● **WHAT THE TASK ASKS**
Beneath this task are records; state how many of their lines hold the word "History", and nothing else.
───── DATA PROVIDED ─────
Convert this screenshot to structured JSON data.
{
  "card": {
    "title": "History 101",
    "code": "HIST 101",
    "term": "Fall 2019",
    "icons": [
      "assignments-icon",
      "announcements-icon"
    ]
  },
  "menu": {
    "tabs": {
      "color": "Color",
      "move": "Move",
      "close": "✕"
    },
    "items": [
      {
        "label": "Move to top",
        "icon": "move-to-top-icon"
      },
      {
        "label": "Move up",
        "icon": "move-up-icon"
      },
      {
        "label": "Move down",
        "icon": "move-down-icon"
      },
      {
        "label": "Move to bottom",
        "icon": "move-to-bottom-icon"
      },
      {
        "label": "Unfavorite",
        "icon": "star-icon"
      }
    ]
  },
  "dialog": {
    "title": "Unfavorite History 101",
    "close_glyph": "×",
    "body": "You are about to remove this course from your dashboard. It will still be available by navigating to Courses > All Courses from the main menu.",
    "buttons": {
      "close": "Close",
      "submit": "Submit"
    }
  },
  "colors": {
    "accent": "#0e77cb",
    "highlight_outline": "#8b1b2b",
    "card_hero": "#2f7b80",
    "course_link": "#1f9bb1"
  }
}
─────
● **EXERCISE OUTPUT**
2